Readers like you keep news free for everyone.

More than 5,000 readers have already pitched in to keep free access to The Journal.

For the price of one cup of coffee each week you can help keep paywalls away.

Support us today
Not now
Wednesday 29 November 2023 Dublin: 2°C

John Halligan believes the government won't serve its full term

The Waterford TD believes no party wants an election any time soon.

JUNIOR MINISTER JOHN Halligan believes the current government will last  ”two of three years”, despite warning that he would withdraw his support if an attempt was made to remove his Independent Alliance colleague Shane Ross from his Cabinet position.

“We need stability,” he told RTÉ’s Today with Sean O’Rourke show, highlighting the “dire consequences” Brexit could have on the Irish economy, the election of Donald Trump in the United States, as well as economic and political instability across Europe.

“I don’t think any party in the Dáil wants an election.”

“If we can make sure everybody’s treated with fairness and dignity, and I’m talking about everybody on both sides of the government, then it will last.”

Support for government

The Waterford TD was speaking after an interview with The Irish Times in which he told the paper of threats to drop his support for the minority Fine Gael government over the treatment of Ross.
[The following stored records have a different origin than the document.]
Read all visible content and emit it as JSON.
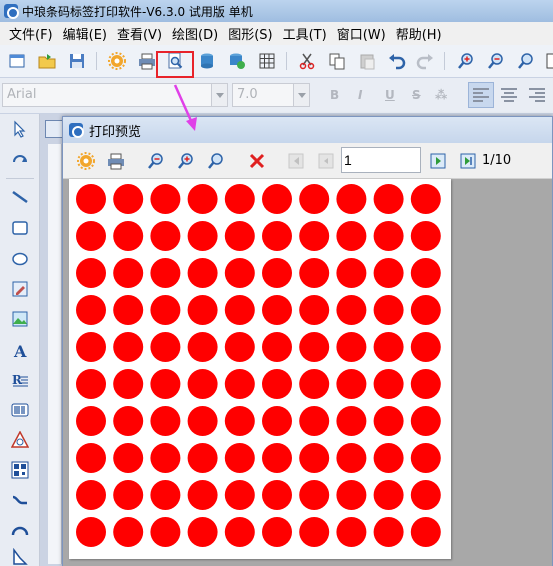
{
  "app": {
    "title": "中琅条码标签打印软件-V6.3.0 试用版 单机"
  },
  "menu": [
    {
      "label": "文件(F)"
    },
    {
      "label": "编辑(E)"
    },
    {
      "label": "查看(V)"
    },
    {
      "label": "绘图(D)"
    },
    {
      "label": "图形(S)"
    },
    {
      "label": "工具(T)"
    },
    {
      "label": "窗口(W)"
    },
    {
      "label": "帮助(H)"
    }
  ],
  "toolbar": {
    "icons": [
      "new-icon",
      "open-icon",
      "save-icon",
      "settings-icon",
      "print-icon",
      "print-preview-icon",
      "database-icon",
      "database-settings-icon",
      "grid-icon",
      "cut-icon",
      "copy-icon",
      "paste-icon",
      "undo-icon",
      "redo-icon",
      "zoom-in-icon",
      "zoom-out-icon",
      "zoom-fit-icon",
      "zoom-actual-icon"
    ],
    "highlight_color": "#e8232a"
  },
  "format_bar": {
    "font_name": "Arial",
    "font_size": "7.0",
    "bold": "B",
    "italic": "I",
    "underline": "U",
    "strike": "S"
  },
  "left_tools": [
    "select-icon",
    "rotate-icon",
    "line-icon",
    "rectangle-icon",
    "ellipse-icon",
    "image-edit-icon",
    "picture-icon",
    "text-icon",
    "rich-text-icon",
    "barcode-icon",
    "shape-icon",
    "qrcode-icon",
    "curve-icon",
    "arc-icon",
    "polygon-icon"
  ],
  "preview": {
    "title": "打印预览",
    "page_input_value": "1",
    "page_count": "1/10",
    "icons": [
      "settings-icon",
      "print-icon",
      "zoom-out-icon",
      "zoom-in-icon",
      "zoom-fit-icon",
      "close-icon",
      "first-page-icon",
      "prev-page-icon",
      "next-page-icon",
      "last-page-icon"
    ],
    "label_grid": {
      "columns": 10,
      "rows": 10,
      "color": "#ff0000"
    }
  },
  "annotation": {
    "arrow_color": "#e040e8"
  }
}
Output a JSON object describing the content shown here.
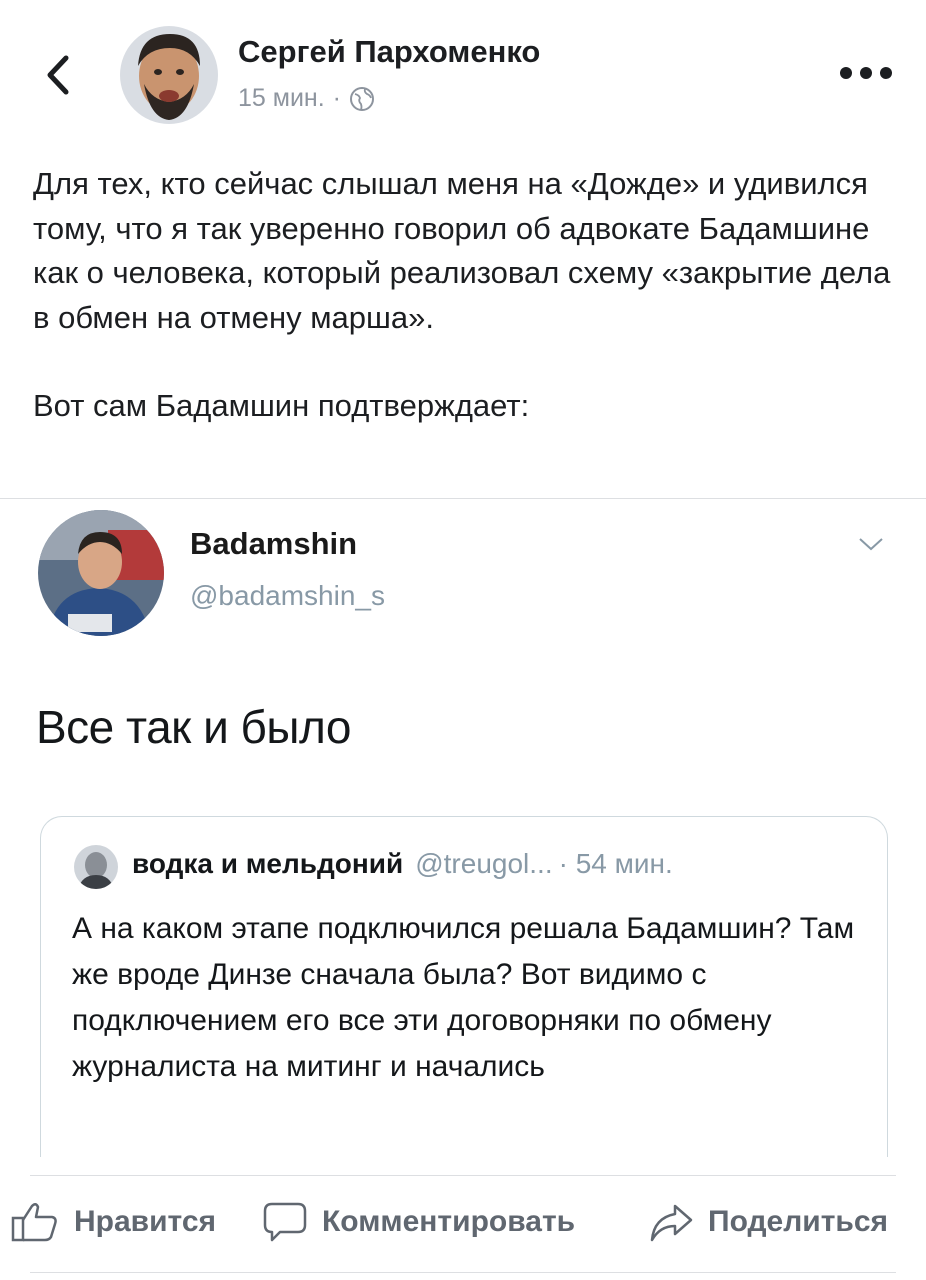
{
  "header": {
    "author": "Сергей Пархоменко",
    "time": "15 мин.",
    "separator": "·",
    "back_icon": "chevron-left-icon",
    "privacy_icon": "globe-icon",
    "more_icon": "more-horizontal-icon"
  },
  "post": {
    "paragraph1": "Для тех, кто сейчас слышал меня на «Дожде» и удивился тому, что я так уверенно говорил об адвокате Бадамшине как о человека, который реализовал схему «закрытие дела в обмен на отмену марша».",
    "paragraph2": "Вот сам Бадамшин подтверждает:"
  },
  "tweet": {
    "name": "Badamshin",
    "handle": "@badamshin_s",
    "text": "Все так и было",
    "caret_icon": "chevron-down-icon"
  },
  "quoted": {
    "name": "водка и мельдоний",
    "handle": "@treugol...",
    "time": "· 54 мин.",
    "text": "А на каком этапе подключился решала Бадамшин? Там же вроде Динзе сначала была? Вот видимо с подключением его все эти договорняки по обмену журналиста на митинг и начались"
  },
  "actions": {
    "like": "Нравится",
    "comment": "Комментировать",
    "share": "Поделиться"
  },
  "colors": {
    "text": "#1c1e21",
    "secondary": "#8d949e",
    "action": "#606770",
    "twitter_secondary": "#8899a6"
  }
}
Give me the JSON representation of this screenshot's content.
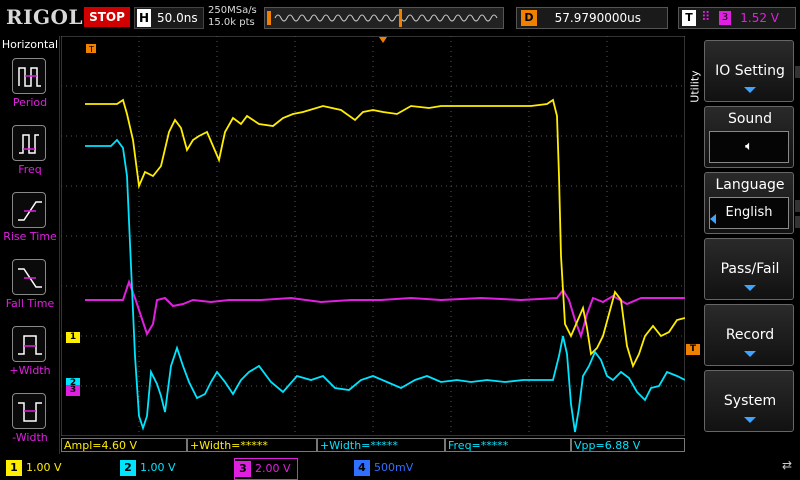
{
  "header": {
    "brand": "RIGOL",
    "run_state": "STOP",
    "horizontal_label": "H",
    "timebase": "50.0ns",
    "sample_rate": "250MSa/s",
    "memory_depth": "15.0k pts",
    "delay_label": "D",
    "delay": "57.9790000us",
    "trigger_label": "T",
    "trigger_channel": "3",
    "trigger_level": "1.52 V"
  },
  "left_menu": {
    "title": "Horizontal",
    "items": [
      {
        "label": "Period",
        "icon": "period-icon"
      },
      {
        "label": "Freq",
        "icon": "frequency-icon"
      },
      {
        "label": "Rise Time",
        "icon": "rise-time-icon"
      },
      {
        "label": "Fall Time",
        "icon": "fall-time-icon"
      },
      {
        "label": "+Width",
        "icon": "positive-width-icon"
      },
      {
        "label": "-Width",
        "icon": "negative-width-icon"
      }
    ]
  },
  "right_menu": {
    "tab": "Utility",
    "items": [
      {
        "label": "IO Setting"
      },
      {
        "label": "Sound"
      },
      {
        "label": "Language",
        "value": "English"
      },
      {
        "label": "Pass/Fail"
      },
      {
        "label": "Record"
      },
      {
        "label": "System"
      }
    ]
  },
  "measurements": [
    {
      "text": "Ampl=4.60 V",
      "channel": 1
    },
    {
      "text": "+Width=*****",
      "channel": 1
    },
    {
      "text": "+Width=*****",
      "channel": 2
    },
    {
      "text": "Freq=*****",
      "channel": 2
    },
    {
      "text": "Vpp=6.88 V",
      "channel": 2
    }
  ],
  "channels": [
    {
      "num": "1",
      "scale": "1.00 V",
      "color": "#ffee00"
    },
    {
      "num": "2",
      "scale": "1.00 V",
      "color": "#00e5ff"
    },
    {
      "num": "3",
      "scale": "2.00 V",
      "color": "#e020e0"
    },
    {
      "num": "4",
      "scale": "500mV",
      "color": "#3070ff"
    }
  ],
  "markers": {
    "ch1": "1",
    "ch2": "2",
    "ch3": "3",
    "trigger": "T"
  },
  "colors": {
    "ch1": "#ffee00",
    "ch2": "#00e5ff",
    "ch3": "#e020e0",
    "trigger": "#f08000",
    "stop": "#d10000"
  }
}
Ross came under fire over his comments on judicial reform – a priority for the Independent Alliance – in which he described judges as living a ‘charmed life’ and claiming there has “always been massive resistance to change from the judiciary”.

Speaking to RTÉ Radio 1, Halligan described Ross as a “friend of mine… I think he’s a good guy and a good politician”.

What will happen if there was an attempt to remove him from government, quite bluntly, I’d go with him.

“I think he was influential in forming this government”, Halligan added while criticising other independent TDs who were unwilling to go into government, suggesting they were “back at home watching telly”.

Halligan, who serves as a junior minister at the Department of Jobs, described further tensions within government after he wasn’t informed about job announcements in his constituency.

“I wasn’t being formed about them, or being informed late about it,” he said.

I’m not saying it’s [Minister for Jobs Mary Mitchell O'Connor]‘s fault, but the buck does stop with the minister for the department.

11/12/2007 Mary Mitchell Joins Fine Gael

“I would imagine that as a junior minister in my constituency, if there’s announcements being made, as has been the case with former junior ministers, they would make the announcements.”

“These are teething problems.”

Read: John Halligan lobbying for support for right-to-die bill >

More: Halligan to tell Israelis to treat Palestinian people ‘in a more humane way’ >

Your Voice
Readers Comments
    Submit a report
    Please help us understand how this comment violates our community guidelines.
    Thank you for the feedback
    Your feedback has been sent to our team for review.